Ben Allison Turns To The Jazz Cosmos With ‘D.A.V.E.’

Bassist Ben Allison is one of jazz’s best “glue guys,” a versatile musician’s musician whose presence in the liner notes enlivens practically anyone’s recording. But it’s as a composer and bandleader where his idiosyncratic musicianship truly shines. Allison has been banging around a good while at this point, with a resume that includes numerous awards (seven SESAC Performance Awards) and notable citations in places like DownBeat Magazine‘s Readers and Critic’s poll. (He even composed the theme for WNYC’s program On The Media.)

Continue reading Ben Allison Turns To The Jazz Cosmos With ‘D.A.V.E.’

Reblogging: NPR’s Decade In Music ’00-’09

Last week we at NPR Music launched a two-week long jaunt looking into the decade in music from 2000-2009. Focused primarily on Carrie Brownstein’s awesome blog Monitor Mix, we delve into all sorts of topics regarding the most important news events, recording industry and business issues, technology changes, the relevancy of labels, big overarching trends and most important recordings of the decade…oh yeah and ‘American Idol.’ Plus so much more, it’s definitely worth checking out.

Here are a few of my own personal contributions:

Interactive Multimedia Timeline: The Decade In Music

— Song Of The Day: The Decade In Music: OutKast’s ‘So Fresh, So Clean’ (2001)

— All Songs Considered: The Decade’s 50 Most Important Recordings (Here I write about TV On The Radio, The Flaming Lips and Animal Collective.)

— Monitor Mix: The Decade In Music Timeline: What Did We Miss?

— All Songs Considered: Missing The Cut: More Important ’00s Music (Here I nominate Girl Talk’s uber-mashup, Night Ripper)

— A Blog Supreme: The Decade In Review: Jazz And The Mash-Up (In which I considered Norah Jones, Ornette Coleman and Floratone — among others — as helping define the decade in jazz.)

Reblogging: Icons and Record Club

Had a couple new things go up on the NPR blogs in the last week or two, but thought I’d continue to share them here as well.

Last week, I interviewed the filmmakers behind a fantastic new jazz documentary Icons Among Us. In part one, I talked with one of the co-directors Michael Rivoira for NPR’s jazz blog, A Blog Supreme.

In part two, I talk with the executive producer, John Comerford.

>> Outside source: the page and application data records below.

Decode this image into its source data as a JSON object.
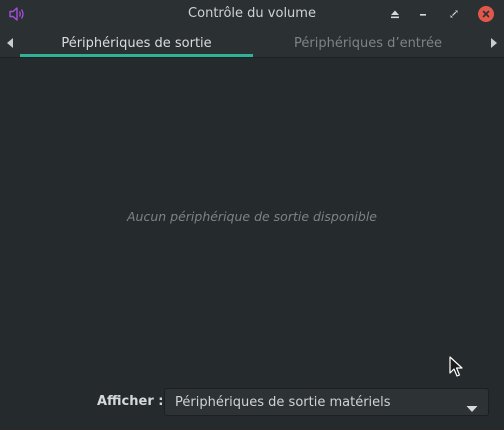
{
  "window": {
    "title": "Contrôle du volume",
    "app_icon": "speaker-icon",
    "controls": [
      "eject-icon",
      "minimize-icon",
      "restore-icon",
      "close-icon"
    ]
  },
  "tabs": [
    {
      "label": "Périphériques de sortie",
      "active": true
    },
    {
      "label": "Périphériques d’entrée",
      "active": false
    }
  ],
  "content": {
    "empty_message": "Aucun périphérique de sortie disponible"
  },
  "footer": {
    "show_label": "Afficher :",
    "show_select_value": "Périphériques de sortie matériels"
  },
  "colors": {
    "accent": "#2eb398",
    "app_icon": "#a64ee0",
    "close": "#e2574c"
  }
}
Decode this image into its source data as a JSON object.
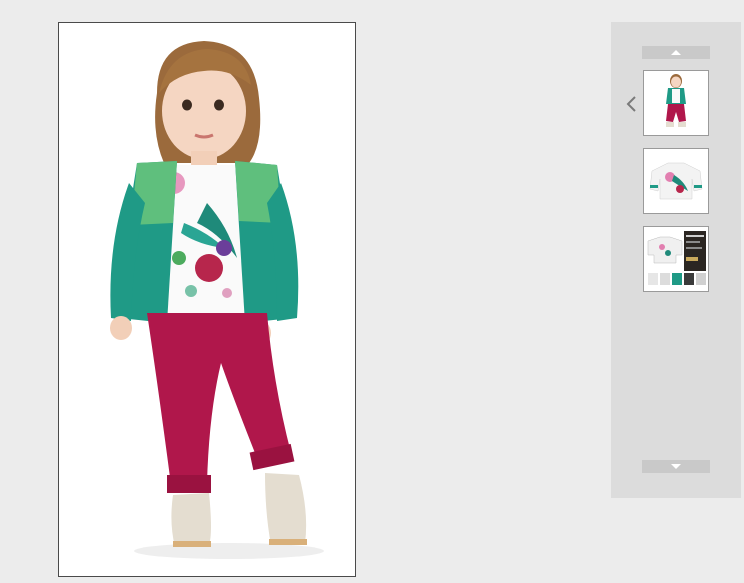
{
  "product_gallery": {
    "main_image": {
      "subject": "child-in-teal-cardigan-and-red-pants"
    },
    "thumbnails": [
      {
        "subject": "full-outfit"
      },
      {
        "subject": "floral-top"
      },
      {
        "subject": "product-page-preview"
      }
    ],
    "icons": {
      "scroll_up": "triangle-up-icon",
      "scroll_down": "triangle-down-icon",
      "previous": "chevron-left-icon"
    },
    "colors": {
      "page_background": "#ececec",
      "panel_background": "#dcdcdc",
      "scroll_button": "#c9c9c9",
      "cardigan": "#1f9a86",
      "pants": "#b0174b"
    }
  }
}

On the All Songs Considered blog I wrote a quick bit about a new Beck project, where he and bunch of musicians and friends will start covering albums in their entirety, starting with the classic The Velvet Underground and Nico. You can read that, and see the first song “Sunday Morning” here.

Since I heard Beck cover this song, I have been revisiting this album, and even learning to play “Sunday Morning.” It’s such a great simple pop song. Check out this cool, rare footage video of an early version of the song:


UPDATE 6/26: Beck has posted the second song from The Velvet Underground and Nico, “Waiting For My Man:”

Reblogging: Fiona Apple Plays Piano Bar Tune And It’s Good!

Wrote another piece for the NPR jazz blog, A Blog Supreme today (well I wrote a few weeks back, but finally published for the fans).

This week, a look at Fiona Apple’s glorious cover the Cy Coleman-by way of- Frank Sinatra standard “Why Try To Change Me Now.” Read that piece here.

Old Things That Are New to Me — Zachariah

While doing some research today on the new Bill Frisell\Matt Chamberlain project Floratone (more on that in a few days perhaps), I came across this video on Chamberlain’s MySpace page under his ‘influences.’ At first I thought it was a straight forward old Western film, until the gunman turn out to be none other than drummer Elvin Jones.

The apparently very surreal gunslinger film, called Zachariah was released in 1971 and featured the Jones as ‘Job Cain.’ While made in the early ’70s, it certainly seems to hearken back to the 50’s style hokey Western genre, starring mostly no-name actors. Well, except for Dick Van Patten who played a character named ‘The Dude.’ All I can say is that I’m amazed that jazz-funk and explosive drum solos even co-existed in the days of the Wild West.


Sonny Rollins' Way Out West cashed in on the imagery of Wild West nostalgia of the '50s.One additional random thought… What’s the story on the 1950’s pop cultural love and goofy nostalgia for all things Western? Was there a reason it reached such a pinnacle in this era? Much like jazz, the Western genre has never quite reached the heights of mainstream popularity since those days of Gunsmoke, The Man Who Shot Liberty Valance and all the various Saturday matinée serials.

Even the imagery of Sonny Rollins’ great album Way Out West jumped on that bandwagon. The album, for those interested, is something of a ‘lesser’ work by the ‘saxophone colossus’ (if you can say that about anything Rollins released) but is still a great jazz record.